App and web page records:

------------------------------

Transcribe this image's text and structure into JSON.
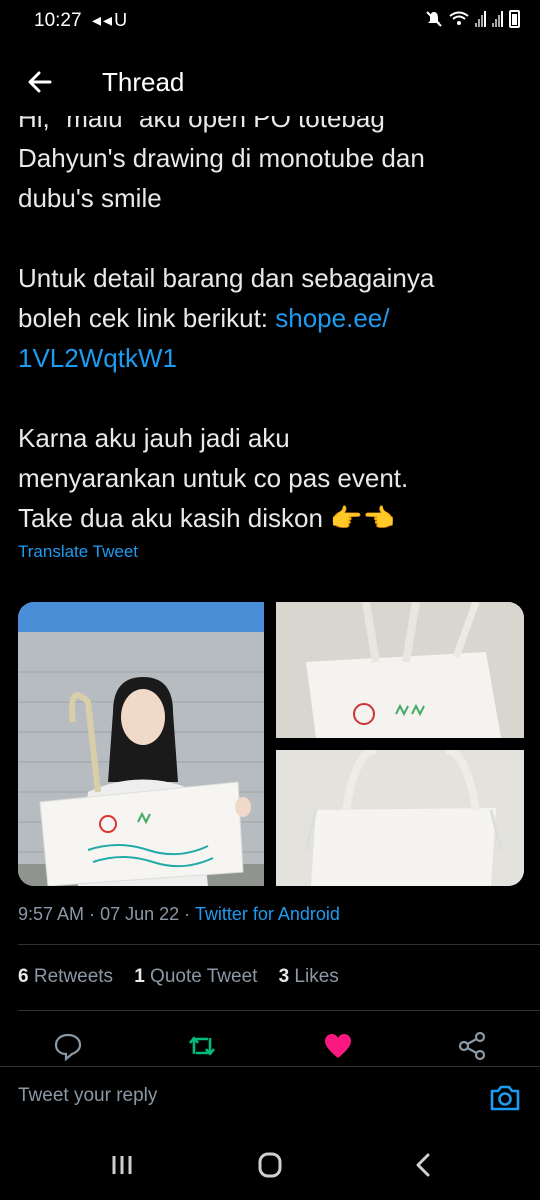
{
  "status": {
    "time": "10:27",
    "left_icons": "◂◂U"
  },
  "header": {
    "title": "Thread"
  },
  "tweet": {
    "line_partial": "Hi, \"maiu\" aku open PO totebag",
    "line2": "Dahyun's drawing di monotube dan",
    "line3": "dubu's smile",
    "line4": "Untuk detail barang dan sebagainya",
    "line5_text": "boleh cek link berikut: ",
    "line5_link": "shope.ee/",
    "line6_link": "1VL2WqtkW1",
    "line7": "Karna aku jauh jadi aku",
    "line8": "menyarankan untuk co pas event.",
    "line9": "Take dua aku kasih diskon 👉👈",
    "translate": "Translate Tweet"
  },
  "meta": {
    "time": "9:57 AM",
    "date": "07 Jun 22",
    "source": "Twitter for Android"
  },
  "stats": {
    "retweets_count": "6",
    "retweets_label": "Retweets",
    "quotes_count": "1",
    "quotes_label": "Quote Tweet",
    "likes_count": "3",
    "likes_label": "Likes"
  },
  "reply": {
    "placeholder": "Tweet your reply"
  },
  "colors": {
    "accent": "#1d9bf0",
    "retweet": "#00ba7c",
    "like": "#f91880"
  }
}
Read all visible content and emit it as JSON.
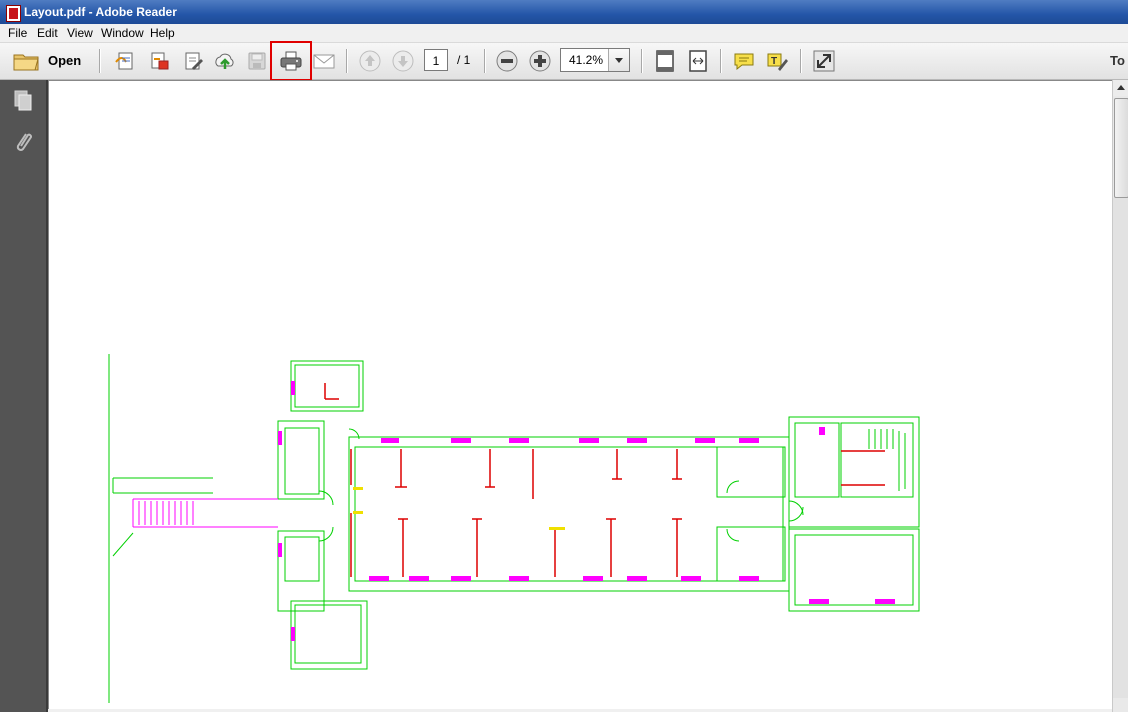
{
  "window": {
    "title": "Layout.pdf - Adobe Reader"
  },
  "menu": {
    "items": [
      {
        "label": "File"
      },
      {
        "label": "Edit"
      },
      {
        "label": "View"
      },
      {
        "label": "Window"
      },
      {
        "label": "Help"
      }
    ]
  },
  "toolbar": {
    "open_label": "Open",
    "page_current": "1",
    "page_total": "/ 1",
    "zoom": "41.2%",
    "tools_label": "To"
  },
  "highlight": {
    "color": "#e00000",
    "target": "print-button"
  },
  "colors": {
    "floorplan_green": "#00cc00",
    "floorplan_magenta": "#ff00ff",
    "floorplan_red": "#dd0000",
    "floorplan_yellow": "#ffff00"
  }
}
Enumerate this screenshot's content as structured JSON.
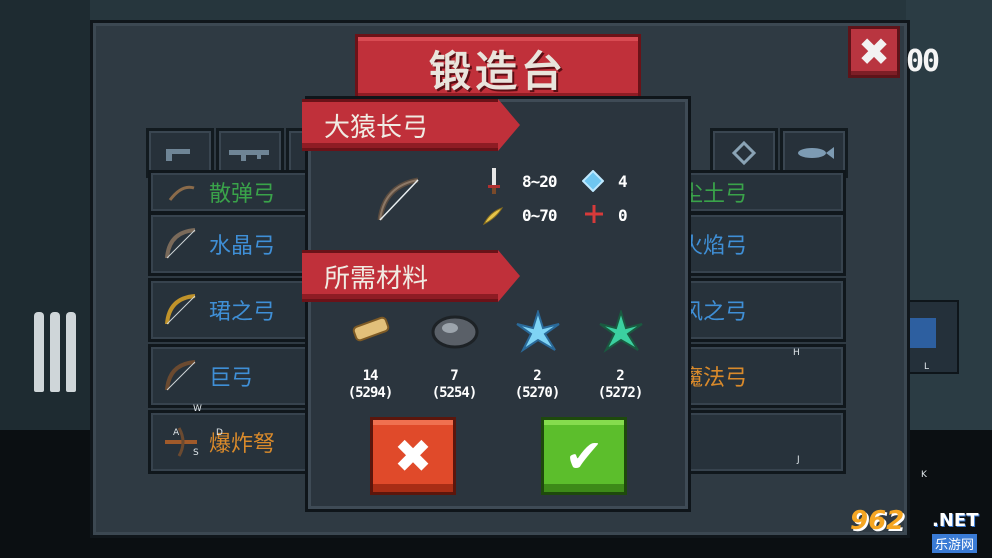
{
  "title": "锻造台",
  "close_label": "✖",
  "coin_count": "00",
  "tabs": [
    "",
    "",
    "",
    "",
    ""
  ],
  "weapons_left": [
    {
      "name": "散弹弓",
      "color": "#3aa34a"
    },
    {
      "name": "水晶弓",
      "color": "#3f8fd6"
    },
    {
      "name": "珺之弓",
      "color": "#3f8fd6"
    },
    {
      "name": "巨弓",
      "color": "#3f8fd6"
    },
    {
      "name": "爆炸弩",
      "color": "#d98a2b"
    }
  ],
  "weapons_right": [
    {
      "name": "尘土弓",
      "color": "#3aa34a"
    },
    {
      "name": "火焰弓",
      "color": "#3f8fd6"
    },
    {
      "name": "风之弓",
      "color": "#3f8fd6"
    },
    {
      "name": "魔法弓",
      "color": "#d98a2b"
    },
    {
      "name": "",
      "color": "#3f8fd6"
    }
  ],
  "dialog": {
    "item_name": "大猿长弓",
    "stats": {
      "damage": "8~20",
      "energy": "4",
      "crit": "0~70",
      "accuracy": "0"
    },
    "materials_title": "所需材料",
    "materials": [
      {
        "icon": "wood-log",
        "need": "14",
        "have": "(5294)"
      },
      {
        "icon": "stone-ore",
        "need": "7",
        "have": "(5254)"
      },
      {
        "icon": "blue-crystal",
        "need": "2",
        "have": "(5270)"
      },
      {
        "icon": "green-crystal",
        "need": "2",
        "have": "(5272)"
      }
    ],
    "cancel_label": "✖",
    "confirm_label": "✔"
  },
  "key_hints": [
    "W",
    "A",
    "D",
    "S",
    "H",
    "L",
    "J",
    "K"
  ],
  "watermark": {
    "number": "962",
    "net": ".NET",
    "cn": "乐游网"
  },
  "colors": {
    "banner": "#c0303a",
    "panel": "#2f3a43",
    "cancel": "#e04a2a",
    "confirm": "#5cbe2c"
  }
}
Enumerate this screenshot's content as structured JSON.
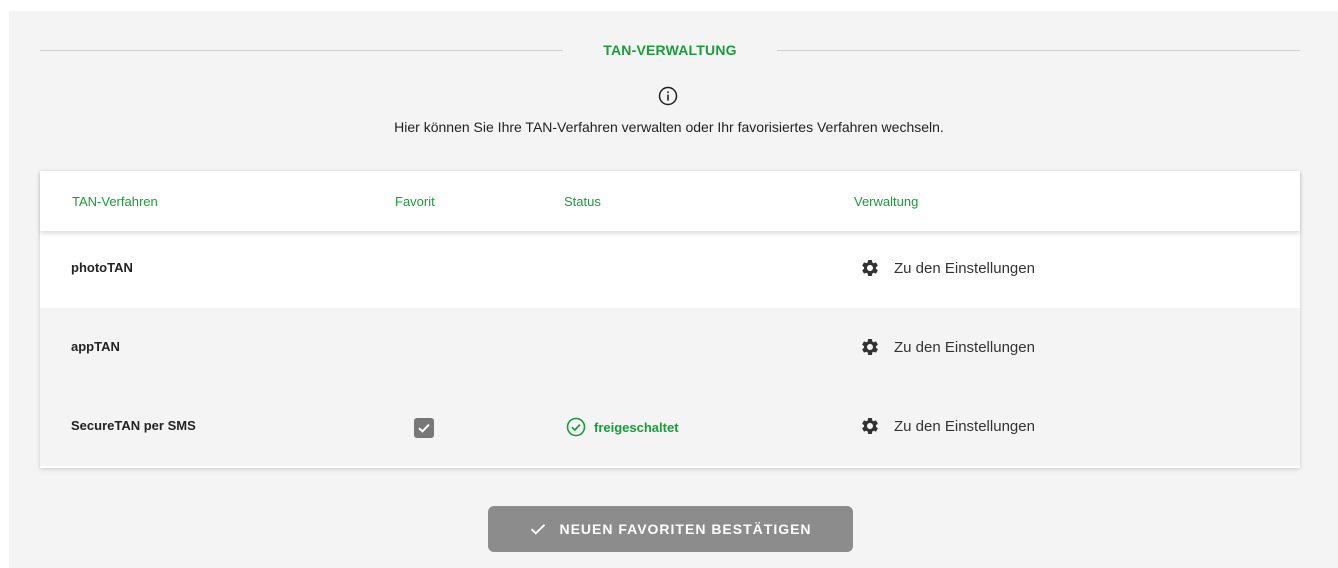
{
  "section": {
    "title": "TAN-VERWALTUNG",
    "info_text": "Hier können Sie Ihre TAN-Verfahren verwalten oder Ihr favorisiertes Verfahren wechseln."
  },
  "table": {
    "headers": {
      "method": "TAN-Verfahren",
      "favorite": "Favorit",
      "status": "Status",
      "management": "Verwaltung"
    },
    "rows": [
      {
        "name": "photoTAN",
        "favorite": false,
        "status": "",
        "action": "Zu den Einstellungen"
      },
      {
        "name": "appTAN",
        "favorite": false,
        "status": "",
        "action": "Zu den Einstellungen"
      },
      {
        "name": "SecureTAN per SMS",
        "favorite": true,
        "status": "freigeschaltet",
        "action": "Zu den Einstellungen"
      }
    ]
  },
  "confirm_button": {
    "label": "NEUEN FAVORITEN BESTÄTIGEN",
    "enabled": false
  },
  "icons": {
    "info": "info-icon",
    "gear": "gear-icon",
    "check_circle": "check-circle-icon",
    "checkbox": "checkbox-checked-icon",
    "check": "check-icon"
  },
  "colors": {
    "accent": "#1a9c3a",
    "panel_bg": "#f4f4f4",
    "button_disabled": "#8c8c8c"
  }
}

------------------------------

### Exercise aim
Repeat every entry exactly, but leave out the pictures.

### Response for this exercise
Transcribe this image's text and structure into JSON.
{
  "status": {
    "time": "10:27",
    "left_icons": "◂◂U"
  },
  "header": {
    "title": "Thread"
  },
  "tweet": {
    "line_partial": "Hi, \"maiu\" aku open PO totebag",
    "line2": "Dahyun's drawing di monotube dan",
    "line3": "dubu's smile",
    "line4": "Untuk detail barang dan sebagainya",
    "line5_text": "boleh cek link berikut: ",
    "line5_link": "shope.ee/",
    "line6_link": "1VL2WqtkW1",
    "line7": "Karna aku jauh jadi aku",
    "line8": "menyarankan untuk co pas event.",
    "line9": "Take dua aku kasih diskon 👉👈",
    "translate": "Translate Tweet"
  },
  "meta": {
    "time": "9:57 AM",
    "date": "07 Jun 22",
    "source": "Twitter for Android"
  },
  "stats": {
    "retweets_count": "6",
    "retweets_label": "Retweets",
    "quotes_count": "1",
    "quotes_label": "Quote Tweet",
    "likes_count": "3",
    "likes_label": "Likes"
  },
  "reply": {
    "placeholder": "Tweet your reply"
  },
  "colors": {
    "accent": "#1d9bf0",
    "retweet": "#00ba7c",
    "like": "#f91880"
  }
}
Read all visible content and emit it as JSON.
{
  "window": {
    "title": "Layout.pdf - Adobe Reader"
  },
  "menu": {
    "items": [
      {
        "label": "File"
      },
      {
        "label": "Edit"
      },
      {
        "label": "View"
      },
      {
        "label": "Window"
      },
      {
        "label": "Help"
      }
    ]
  },
  "toolbar": {
    "open_label": "Open",
    "page_current": "1",
    "page_total": "/ 1",
    "zoom": "41.2%",
    "tools_label": "To"
  },
  "highlight": {
    "color": "#e00000",
    "target": "print-button"
  },
  "colors": {
    "floorplan_green": "#00cc00",
    "floorplan_magenta": "#ff00ff",
    "floorplan_red": "#dd0000",
    "floorplan_yellow": "#ffff00"
  }
}
Enumerate this screenshot's content as structured JSON.
{
  "title": "锻造台",
  "close_label": "✖",
  "coin_count": "00",
  "tabs": [
    "",
    "",
    "",
    "",
    ""
  ],
  "weapons_left": [
    {
      "name": "散弹弓",
      "color": "#3aa34a"
    },
    {
      "name": "水晶弓",
      "color": "#3f8fd6"
    },
    {
      "name": "珺之弓",
      "color": "#3f8fd6"
    },
    {
      "name": "巨弓",
      "color": "#3f8fd6"
    },
    {
      "name": "爆炸弩",
      "color": "#d98a2b"
    }
  ],
  "weapons_right": [
    {
      "name": "尘土弓",
      "color": "#3aa34a"
    },
    {
      "name": "火焰弓",
      "color": "#3f8fd6"
    },
    {
      "name": "风之弓",
      "color": "#3f8fd6"
    },
    {
      "name": "魔法弓",
      "color": "#d98a2b"
    },
    {
      "name": "",
      "color": "#3f8fd6"
    }
  ],
  "dialog": {
    "item_name": "大猿长弓",
    "stats": {
      "damage": "8~20",
      "energy": "4",
      "crit": "0~70",
      "accuracy": "0"
    },
    "materials_title": "所需材料",
    "materials": [
      {
        "icon": "wood-log",
        "need": "14",
        "have": "(5294)"
      },
      {
        "icon": "stone-ore",
        "need": "7",
        "have": "(5254)"
      },
      {
        "icon": "blue-crystal",
        "need": "2",
        "have": "(5270)"
      },
      {
        "icon": "green-crystal",
        "need": "2",
        "have": "(5272)"
      }
    ],
    "cancel_label": "✖",
    "confirm_label": "✔"
  },
  "key_hints": [
    "W",
    "A",
    "D",
    "S",
    "H",
    "L",
    "J",
    "K"
  ],
  "watermark": {
    "number": "962",
    "net": ".NET",
    "cn": "乐游网"
  },
  "colors": {
    "banner": "#c0303a",
    "panel": "#2f3a43",
    "cancel": "#e04a2a",
    "confirm": "#5cbe2c"
  }
}
Enumerate this screenshot's content as structured JSON.
{
  "section": {
    "title": "TAN-VERWALTUNG",
    "info_text": "Hier können Sie Ihre TAN-Verfahren verwalten oder Ihr favorisiertes Verfahren wechseln."
  },
  "table": {
    "headers": {
      "method": "TAN-Verfahren",
      "favorite": "Favorit",
      "status": "Status",
      "management": "Verwaltung"
    },
    "rows": [
      {
        "name": "photoTAN",
        "favorite": false,
        "status": "",
        "action": "Zu den Einstellungen"
      },
      {
        "name": "appTAN",
        "favorite": false,
        "status": "",
        "action": "Zu den Einstellungen"
      },
      {
        "name": "SecureTAN per SMS",
        "favorite": true,
        "status": "freigeschaltet",
        "action": "Zu den Einstellungen"
      }
    ]
  },
  "confirm_button": {
    "label": "NEUEN FAVORITEN BESTÄTIGEN",
    "enabled": false
  },
  "icons": {
    "info": "info-icon",
    "gear": "gear-icon",
    "check_circle": "check-circle-icon",
    "checkbox": "checkbox-checked-icon",
    "check": "check-icon"
  },
  "colors": {
    "accent": "#1a9c3a",
    "panel_bg": "#f4f4f4",
    "button_disabled": "#8c8c8c"
  }
}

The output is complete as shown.